Furthermore, the presence of specific stabilizers or grain refiners like lead or tin may enhance the platinum adhesion and overall coating properties. These substances control the metal’s deposition and grain size, resulting in a more fine-grained and uniform coating.
Given this information, proper monitoring and control of the bath composition as per real-time requirements can significantly enhance platinum adhesion, affect its final properties, and overall success of the platinum electroplating process. Quality adhesion is critical in many end applications, including in jewelry and in a variety of industrial and technological uses, where the durability and long-term performance of the platinum coating are essential. Therefore, the optimization of bath composition is a vital aspect of the platinum electroplating process.
Impact of Bath Temperature and pH on Electroplating Outcomes
The impact of bath temperature and pH on electroplating outcomes is an essential aspect to consider in maximising the functionality and efficacy of the electroplating process. It mainly influences the consistency, morphology, and overall quality of the plated layer.
The bath temperature, in particular, characterizes the kinetic energy of the electrolyte solution—its ions and molecules overall. Higher temperatures lead to increased movement and reactivity, thus promoting a faster plating rate. However, it also imposes the risk of non-uniform plating or the formation of undesirable structures. Thus, an optimal bath temperature is necessary to ensure an efficient and stable electroplating process.
Similarly, the pH level of the bath is paramount in the quality of the plated layer. It significantly affects the activity of the ions in the solution and the resulting electrical charge on the surface to be plated. Mainly, it dictates the deposition rate and the overall texture of the electroplated layer. A well-regulated pH level, hence, can yield a smooth and uniform coating, essential in platinum electroplating.
Regarding platinum electroplating, specific bath compositions or electrolytes are optimised. Platinum is usually electroplated from a bath containing its compounds, for instance, soluble salts such as platinum chloride or platinum cyanide. A suitable reducing agent, such as formaldehyde, is often added to aid in converting the platinum ions into metallic platinum, which then deposits onto the substrate.
Additionally, the pH of the bath needs to be maintained in a very narrow range because platinum complexes can precipitate out of solution if the pH is too high. On the other hand, if the pH is too low, other unwanted reactions can occur, potentially leading to poor quality plating.
Commonly, for a standard cyanide-based platinum plating bath, the ideal pH is around 8 to 9. This range ensures the maximum availability of platinum ions in the solution for deposition. Finally, selecting the right surfactants or additives, such as lead tetraoxide or grain refiners, optimizes the performance through increased throwing power, bright deposition, good wettability, or improved bath stability.
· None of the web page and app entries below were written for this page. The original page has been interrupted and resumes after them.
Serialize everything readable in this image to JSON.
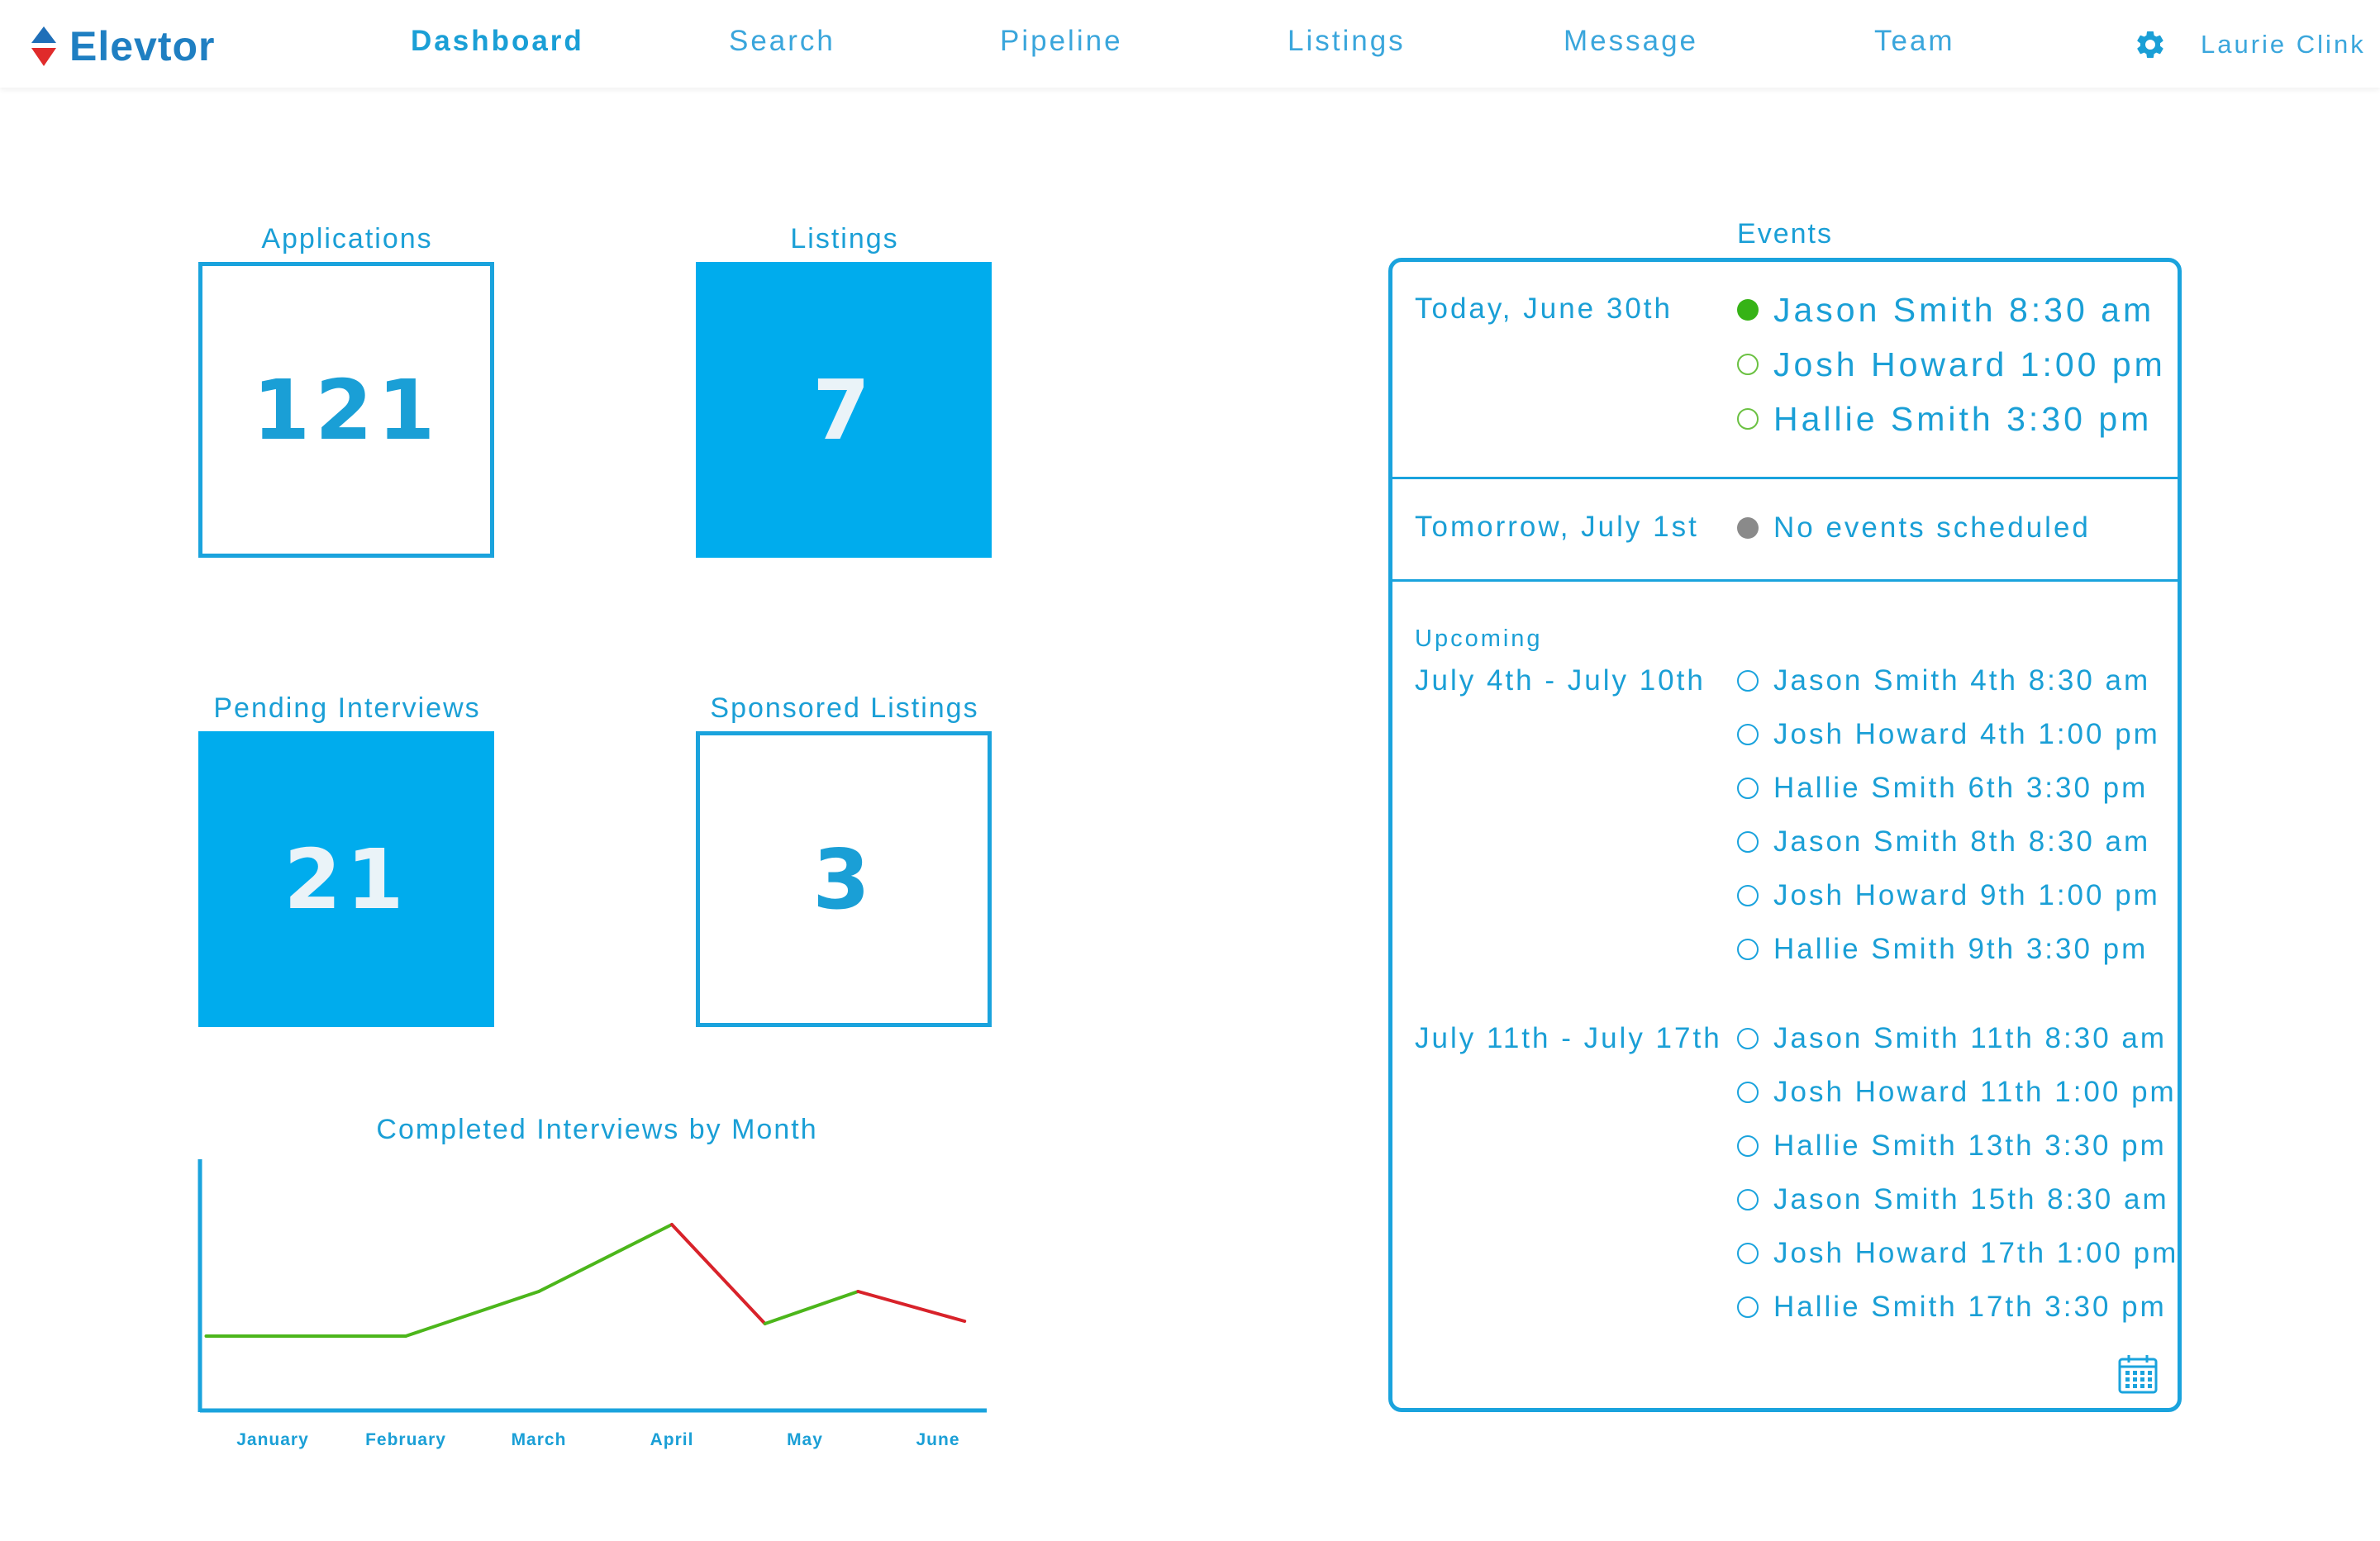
{
  "brand": {
    "name": "Elevtor"
  },
  "nav": {
    "items": [
      "Dashboard",
      "Search",
      "Pipeline",
      "Listings",
      "Message",
      "Team"
    ],
    "active": "Dashboard",
    "user_name": "Laurie Clink"
  },
  "stats": {
    "applications": {
      "label": "Applications",
      "value": "121"
    },
    "listings": {
      "label": "Listings",
      "value": "7"
    },
    "pending_interviews": {
      "label": "Pending Interviews",
      "value": "21"
    },
    "sponsored_listings": {
      "label": "Sponsored Listings",
      "value": "3"
    }
  },
  "chart_data": {
    "type": "line",
    "title": "Completed Interviews by Month",
    "categories": [
      "January",
      "February",
      "March",
      "April",
      "May",
      "June"
    ],
    "x": [
      0,
      1,
      2,
      3,
      4,
      5
    ],
    "points": [
      {
        "x": -0.5,
        "y": 3.0
      },
      {
        "x": 1.0,
        "y": 3.0
      },
      {
        "x": 2.0,
        "y": 4.8
      },
      {
        "x": 3.0,
        "y": 7.5
      },
      {
        "x": 3.7,
        "y": 3.5
      },
      {
        "x": 4.4,
        "y": 4.8
      },
      {
        "x": 5.2,
        "y": 3.6
      }
    ],
    "colors": {
      "up": "#4cb61b",
      "down": "#d8222a",
      "axis": "#1aa3dd"
    },
    "xlabel": "",
    "ylabel": "",
    "ylim": [
      0,
      10
    ],
    "grid": false
  },
  "events": {
    "title": "Events",
    "today": {
      "label": "Today, June 30th",
      "items": [
        {
          "text": "Jason Smith 8:30 am",
          "status": "done"
        },
        {
          "text": "Josh Howard 1:00 pm",
          "status": "pending"
        },
        {
          "text": "Hallie Smith 3:30 pm",
          "status": "pending"
        }
      ]
    },
    "tomorrow": {
      "label": "Tomorrow, July 1st",
      "items": [
        {
          "text": "No events scheduled",
          "status": "none"
        }
      ]
    },
    "upcoming": {
      "label": "Upcoming",
      "weeks": [
        {
          "label": "July 4th - July 10th",
          "items": [
            "Jason Smith 4th 8:30 am",
            "Josh Howard 4th 1:00 pm",
            "Hallie Smith 6th 3:30 pm",
            "Jason Smith 8th 8:30 am",
            "Josh Howard 9th 1:00 pm",
            "Hallie Smith 9th 3:30 pm"
          ]
        },
        {
          "label": "July 11th - July 17th",
          "items": [
            "Jason Smith 11th 8:30 am",
            "Josh Howard 11th 1:00 pm",
            "Hallie Smith 13th 3:30 pm",
            "Jason Smith 15th 8:30 am",
            "Josh Howard 17th 1:00 pm",
            "Hallie Smith 17th 3:30 pm"
          ]
        }
      ]
    },
    "calendar_icon": "calendar-icon"
  }
}
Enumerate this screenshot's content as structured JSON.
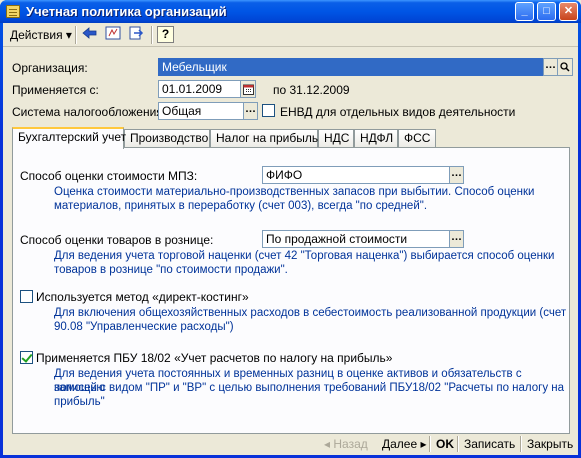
{
  "window": {
    "title": "Учетная политика организаций"
  },
  "toolbar": {
    "actions_label": "Действия",
    "actions_arrow": "▾",
    "help_label": "?"
  },
  "form": {
    "org_label": "Организация:",
    "org_value": "Мебельщик",
    "date_label": "Применяется с:",
    "date_value": "01.01.2009",
    "date_to": "по 31.12.2009",
    "tax_label": "Система налогообложения:",
    "tax_value": "Общая",
    "envd_label": "ЕНВД для отдельных видов деятельности",
    "envd_checked": false
  },
  "tabs": [
    "Бухгалтерский учет",
    "Производство",
    "Налог на прибыль",
    "НДС",
    "НДФЛ",
    "ФСС"
  ],
  "panel": {
    "mpz_label": "Способ оценки стоимости МПЗ:",
    "mpz_value": "ФИФО",
    "mpz_desc_1": "Оценка стоимости материально-производственных запасов при выбытии. Способ оценки",
    "mpz_desc_2": "материалов, принятых в переработку (счет 003), всегда \"по средней\".",
    "retail_label": "Способ оценки товаров в рознице:",
    "retail_value": "По продажной стоимости",
    "retail_desc_1": "Для ведения учета торговой наценки (счет 42 \"Торговая наценка\") выбирается способ оценки",
    "retail_desc_2": "товаров в рознице \"по стоимости продажи\".",
    "direct_label": "Используется метод «директ-костинг»",
    "direct_checked": false,
    "direct_desc_1": "Для включения общехозяйственных расходов в себестоимость реализованной продукции (счет",
    "direct_desc_2": "90.08 \"Управленческие расходы\")",
    "pbu_label": "Применяется ПБУ 18/02 «Учет расчетов по налогу на прибыль»",
    "pbu_checked": true,
    "pbu_desc_1": "Для ведения учета постоянных и временных разниц в оценке активов и обязательств с помощью",
    "pbu_desc_2": "записей с видом \"ПР\" и \"ВР\" с целью выполнения требований ПБУ18/02 \"Расчеты по налогу на",
    "pbu_desc_3": "прибыль\""
  },
  "buttons": {
    "back": "◂ Назад",
    "next": "Далее ▸",
    "ok": "OK",
    "save": "Записать",
    "close": "Закрыть"
  },
  "colors": {
    "title_blue": "#0055e5",
    "desc_blue": "#003399",
    "selection": "#316ac5",
    "tab_highlight": "#ffc83c"
  }
}
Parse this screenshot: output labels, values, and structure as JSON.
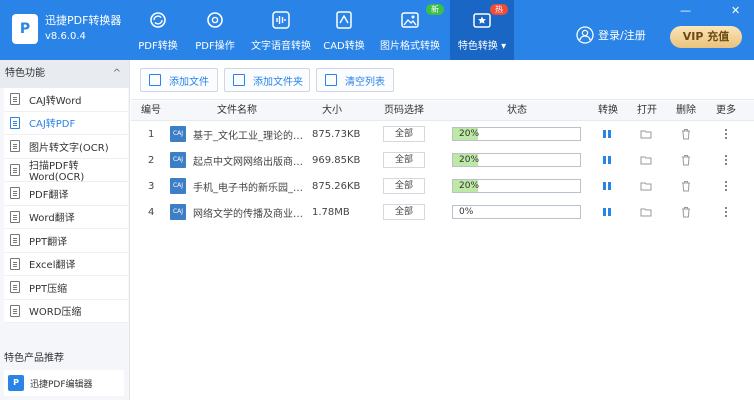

The bath temperature is also a critical factor to consider. A higher bath temperature generally increases the plating rate. However, if the temperature is too high, it can also lead to higher porosity in the plated layers or cause an increase in impurities through unwanted side reactions.
To sum up, platinum electroplating requires an optimized bath composition, proper bath temperature, and pH control. These elements, when accurately managed, lead to efficient, consistent, and high-quality platinum electroplating, ensuring the longevity and robustness of the plated components.